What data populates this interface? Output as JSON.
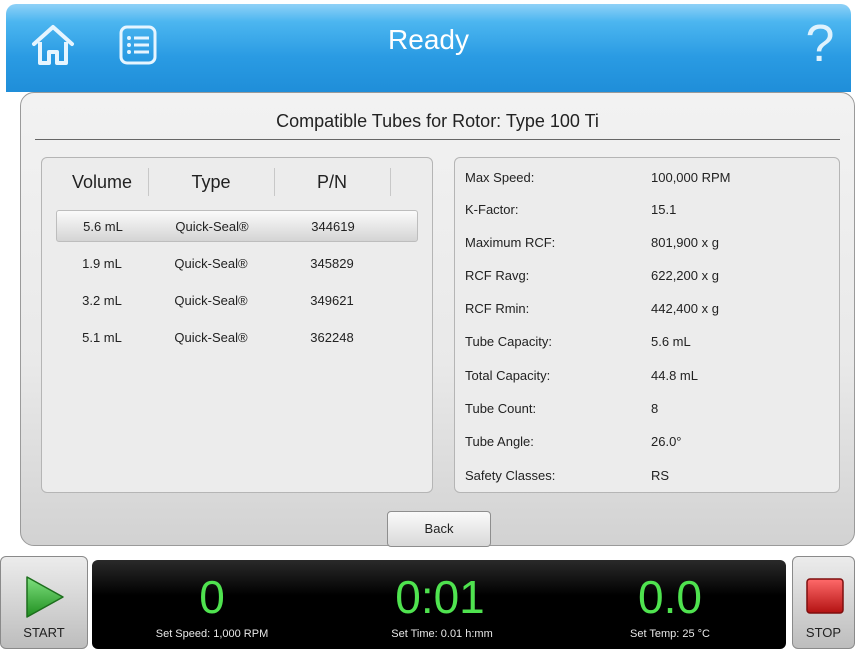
{
  "header": {
    "title": "Ready",
    "help_label": "?"
  },
  "page": {
    "title": "Compatible Tubes for Rotor:  Type 100 Ti"
  },
  "tubes": {
    "columns": [
      "Volume",
      "Type",
      "P/N"
    ],
    "rows": [
      {
        "volume": "5.6 mL",
        "type": "Quick-Seal®",
        "pn": "344619",
        "selected": true
      },
      {
        "volume": "1.9 mL",
        "type": "Quick-Seal®",
        "pn": "345829",
        "selected": false
      },
      {
        "volume": "3.2 mL",
        "type": "Quick-Seal®",
        "pn": "349621",
        "selected": false
      },
      {
        "volume": "5.1 mL",
        "type": "Quick-Seal®",
        "pn": "362248",
        "selected": false
      }
    ]
  },
  "properties": [
    {
      "label": "Max Speed:",
      "value": "100,000 RPM"
    },
    {
      "label": "K-Factor:",
      "value": "15.1"
    },
    {
      "label": "Maximum RCF:",
      "value": "801,900 x g"
    },
    {
      "label": "RCF Ravg:",
      "value": "622,200 x g"
    },
    {
      "label": "RCF Rmin:",
      "value": "442,400 x g"
    },
    {
      "label": "Tube Capacity:",
      "value": "5.6 mL"
    },
    {
      "label": "Total Capacity:",
      "value": "44.8 mL"
    },
    {
      "label": "Tube Count:",
      "value": "8"
    },
    {
      "label": "Tube Angle:",
      "value": "26.0°"
    },
    {
      "label": "Safety Classes:",
      "value": "RS"
    }
  ],
  "buttons": {
    "back": "Back",
    "start": "START",
    "stop": "STOP"
  },
  "status": {
    "speed_value": "0",
    "speed_set": "Set Speed: 1,000 RPM",
    "time_value": "0:01",
    "time_set": "Set Time: 0.01 h:mm",
    "temp_value": "0.0",
    "temp_set": "Set Temp: 25 °C"
  },
  "colors": {
    "header_blue": "#2a9be3",
    "readout_green": "#4fe34f",
    "start_green": "#2fa32f",
    "stop_red": "#d91e1e"
  },
  "icons": {
    "home": "home-icon",
    "list": "list-icon",
    "help": "help-icon",
    "start": "play-icon",
    "stop": "stop-icon"
  }
}
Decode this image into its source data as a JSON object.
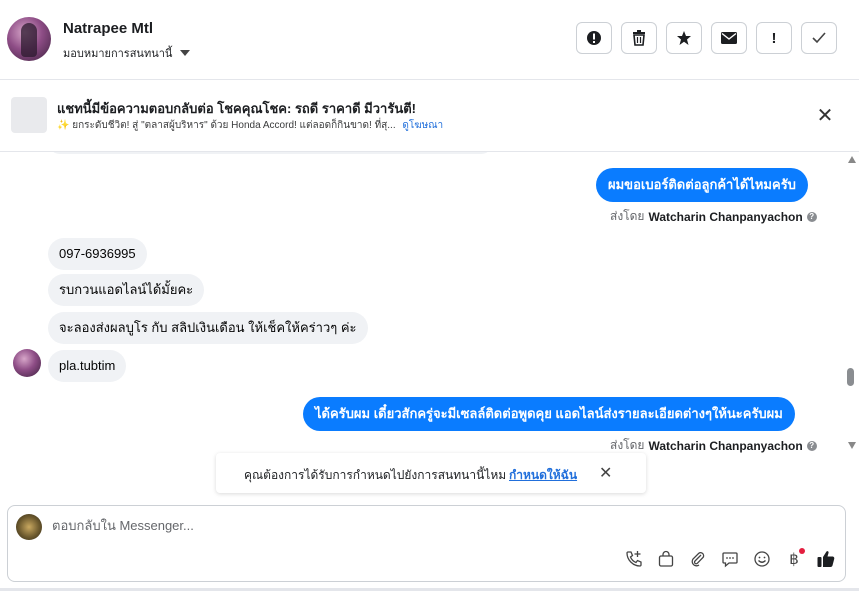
{
  "header": {
    "contact_name": "Natrapee Mtl",
    "assign_label": "มอบหมายการสนทนานี้",
    "actions": [
      {
        "name": "mark-spam-button",
        "icon": "alert-circle-icon"
      },
      {
        "name": "delete-button",
        "icon": "trash-icon"
      },
      {
        "name": "star-button",
        "icon": "star-icon"
      },
      {
        "name": "mark-unread-button",
        "icon": "envelope-icon"
      },
      {
        "name": "flag-button",
        "icon": "exclamation-icon"
      },
      {
        "name": "mark-done-button",
        "icon": "check-icon"
      }
    ]
  },
  "banner": {
    "title": "แชทนี้มีข้อความตอบกลับต่อ โชคคุณโชค: รถดี ราคาดี มีวารันตี!",
    "subtitle": "✨ ยกระดับชีวิต! สู่ \"ตลาสผู้บริหาร\" ด้วย Honda Accord! แต่ลอดก็กินขาด! ที่สุ...",
    "link": "ดูโฆษณา",
    "close_icon": "close-icon"
  },
  "messages": {
    "m1": "ผมขอเบอร์ติดต่อลูกค้าได้ไหมครับ",
    "sent_prefix": "ส่งโดย",
    "sender": "Watcharin Chanpanyachon",
    "m2": "097-6936995",
    "m3": "รบกวนแอดไลน์ได้มั้ยคะ",
    "m4": "จะลองส่งผลบูโร กับ สลิปเงินเดือน ให้เช็คให้คร่าวๆ ค่ะ",
    "m5": "pla.tubtim",
    "m6": "ได้ครับผม เดี๋ยวสักครู่จะมีเซลล์ติดต่อพูดคุย แอดไลน์ส่งรายละเอียดต่างๆให้นะครับผม"
  },
  "notice": {
    "text": "คุณต้องการได้รับการกำหนดไปยังการสนทนานี้ไหม",
    "link": "กำหนดให้ฉัน"
  },
  "composer": {
    "placeholder": "ตอบกลับใน Messenger...",
    "tools": [
      "phone-add-icon",
      "shopping-bag-icon",
      "paperclip-icon",
      "chat-bubble-icon",
      "emoji-icon",
      "baht-icon",
      "thumbs-up-icon"
    ]
  },
  "colors": {
    "outgoing_bubble": "#0a7cff",
    "incoming_bubble": "#f0f2f5",
    "link": "#216fdb",
    "notification_dot": "#e41e3f"
  }
}
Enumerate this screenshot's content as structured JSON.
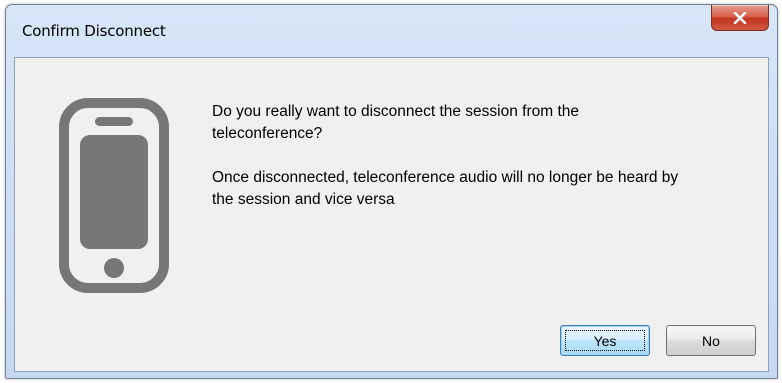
{
  "window": {
    "title": "Confirm Disconnect"
  },
  "icons": {
    "close": "close-icon",
    "dialog": "mobile-phone-icon"
  },
  "message": {
    "question": "Do you really want to disconnect the session from the teleconference?",
    "detail": "Once disconnected, teleconference audio will no longer be heard by the session and vice versa"
  },
  "buttons": {
    "yes_label": "Yes",
    "no_label": "No"
  },
  "colors": {
    "close_button": "#c7432d",
    "phone_icon": "#777777",
    "dialog_background": "#f0f0f0",
    "title_bar": "#cfe0f4"
  }
}
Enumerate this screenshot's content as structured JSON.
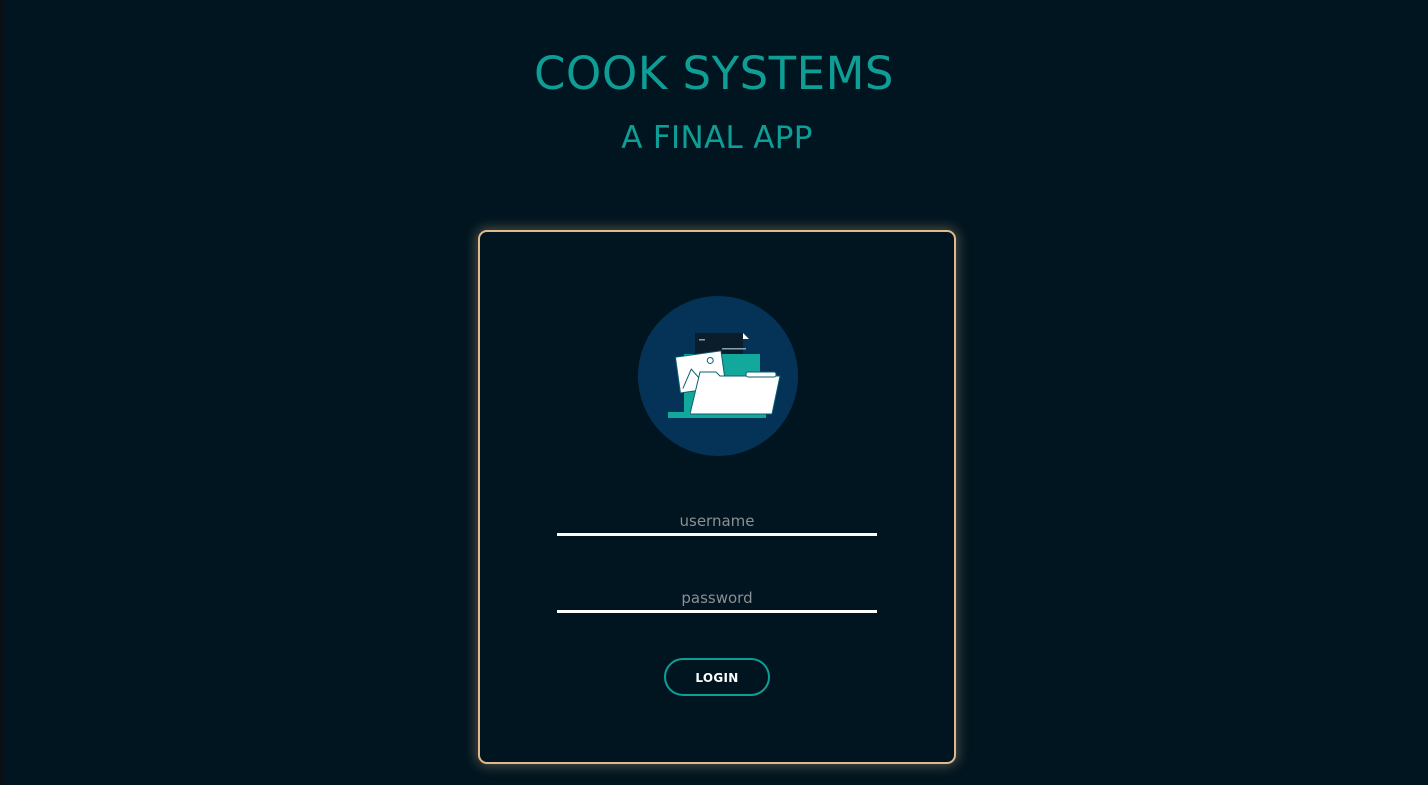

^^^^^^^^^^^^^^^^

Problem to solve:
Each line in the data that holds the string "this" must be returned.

Response to the exercise:
What data populates this interface? Output as JSON.
Decode this image into its source data as a JSON object.
Enumerate this screenshot's content as structured JSON.
Enumerate this screenshot's content as structured JSON.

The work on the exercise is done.